INSTRUCTIONS TO FOLLOW
Give back each entry word for word, but drop the images.

GIVEN DATA

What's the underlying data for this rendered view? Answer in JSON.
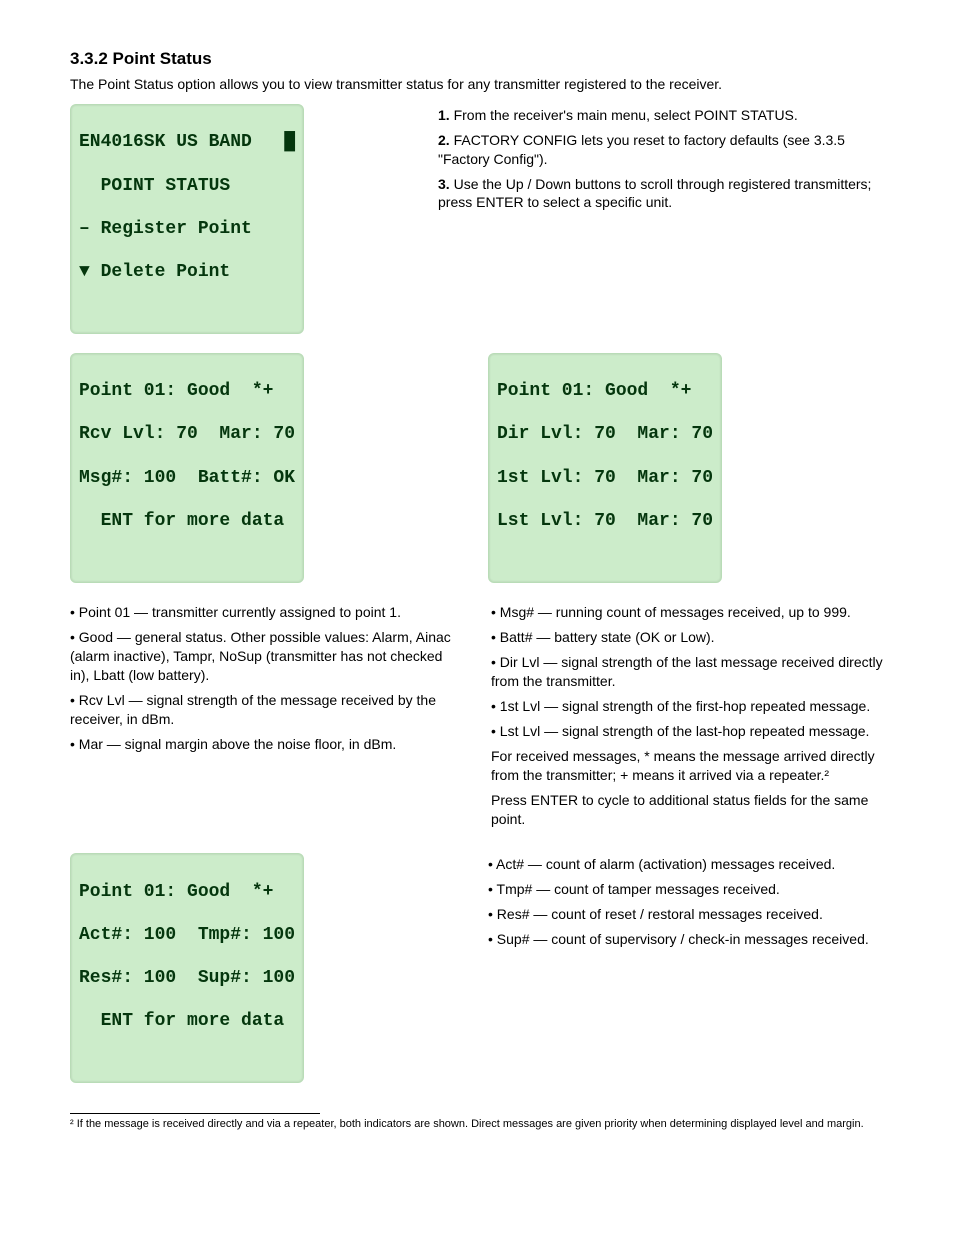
{
  "title_point_status": "3.3.2 Point Status",
  "point_status_intro": "The Point Status option allows you to view transmitter status for any transmitter registered to the receiver.",
  "lcd_menu": {
    "l1": "EN4016SK US BAND   █",
    "l2": "  POINT STATUS",
    "l3": "– Register Point",
    "l4": "▼ Delete Point"
  },
  "step_list": [
    "From the receiver's main menu, select POINT STATUS.",
    "FACTORY CONFIG lets you reset to factory defaults (see 3.3.5 \"Factory Config\").",
    "Use the Up / Down buttons to scroll through registered transmitters; press ENTER to select a specific unit."
  ],
  "lcd_status_primary": {
    "l1": "Point 01: Good  *+",
    "l2": "Rcv Lvl: 70  Mar: 70",
    "l3": "Msg#: 100  Batt#: OK",
    "l4": "  ENT for more data"
  },
  "lcd_status_hops": {
    "l1": "Point 01: Good  *+",
    "l2": "Dir Lvl: 70  Mar: 70",
    "l3": "1st Lvl: 70  Mar: 70",
    "l4": "Lst Lvl: 70  Mar: 70"
  },
  "col_left_bullets": [
    "Point 01 — transmitter currently assigned to point 1.",
    "Good — general status. Other possible values: Alarm, Ainac (alarm inactive), Tampr, NoSup (transmitter has not checked in), Lbatt (low battery).",
    "Rcv Lvl — signal strength of the message received by the receiver, in dBm.",
    "Mar — signal margin above the noise floor, in dBm."
  ],
  "col_right_bullets": [
    "Msg# — running count of messages received, up to 999.",
    "Batt# — battery state (OK or Low).",
    "Dir Lvl — signal strength of the last message received directly from the transmitter.",
    "1st Lvl — signal strength of the first-hop repeated message.",
    "Lst Lvl — signal strength of the last-hop repeated message."
  ],
  "col_right_text1": "For received messages, * means the message arrived directly from the transmitter; + means it arrived via a repeater.²",
  "col_right_text2": "Press ENTER to cycle to additional status fields for the same point.",
  "lcd_status_counts": {
    "l1": "Point 01: Good  *+",
    "l2": "Act#: 100  Tmp#: 100",
    "l3": "Res#: 100  Sup#: 100",
    "l4": "  ENT for more data"
  },
  "counts_bullets": [
    "Act# — count of alarm (activation) messages received.",
    "Tmp# — count of tamper messages received.",
    "Res# — count of reset / restoral messages received.",
    "Sup# — count of supervisory / check-in messages received."
  ],
  "footnote_text": "² If the message is received directly and via a repeater, both indicators are shown. Direct messages are given priority when determining displayed level and margin."
}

OUTPUT BELOW
What's the underlying data for this rendered view? Answer in JSON.
{
  "title_point_status": "3.3.2 Point Status",
  "point_status_intro": "The Point Status option allows you to view transmitter status for any transmitter registered to the receiver.",
  "lcd_menu": {
    "l1": "EN4016SK US BAND   █",
    "l2": "  POINT STATUS",
    "l3": "– Register Point",
    "l4": "▼ Delete Point"
  },
  "step_list": [
    "From the receiver's main menu, select POINT STATUS.",
    "FACTORY CONFIG lets you reset to factory defaults (see 3.3.5 \"Factory Config\").",
    "Use the Up / Down buttons to scroll through registered transmitters; press ENTER to select a specific unit."
  ],
  "lcd_status_primary": {
    "l1": "Point 01: Good  *+",
    "l2": "Rcv Lvl: 70  Mar: 70",
    "l3": "Msg#: 100  Batt#: OK",
    "l4": "  ENT for more data"
  },
  "lcd_status_hops": {
    "l1": "Point 01: Good  *+",
    "l2": "Dir Lvl: 70  Mar: 70",
    "l3": "1st Lvl: 70  Mar: 70",
    "l4": "Lst Lvl: 70  Mar: 70"
  },
  "col_left_bullets": [
    "Point 01 — transmitter currently assigned to point 1.",
    "Good — general status. Other possible values: Alarm, Ainac (alarm inactive), Tampr, NoSup (transmitter has not checked in), Lbatt (low battery).",
    "Rcv Lvl — signal strength of the message received by the receiver, in dBm.",
    "Mar — signal margin above the noise floor, in dBm."
  ],
  "col_right_bullets": [
    "Msg# — running count of messages received, up to 999.",
    "Batt# — battery state (OK or Low).",
    "Dir Lvl — signal strength of the last message received directly from the transmitter.",
    "1st Lvl — signal strength of the first-hop repeated message.",
    "Lst Lvl — signal strength of the last-hop repeated message."
  ],
  "col_right_text1": "For received messages, * means the message arrived directly from the transmitter; + means it arrived via a repeater.²",
  "col_right_text2": "Press ENTER to cycle to additional status fields for the same point.",
  "lcd_status_counts": {
    "l1": "Point 01: Good  *+",
    "l2": "Act#: 100  Tmp#: 100",
    "l3": "Res#: 100  Sup#: 100",
    "l4": "  ENT for more data"
  },
  "counts_bullets": [
    "Act# — count of alarm (activation) messages received.",
    "Tmp# — count of tamper messages received.",
    "Res# — count of reset / restoral messages received.",
    "Sup# — count of supervisory / check-in messages received."
  ],
  "footnote_text": "² If the message is received directly and via a repeater, both indicators are shown. Direct messages are given priority when determining displayed level and margin."
}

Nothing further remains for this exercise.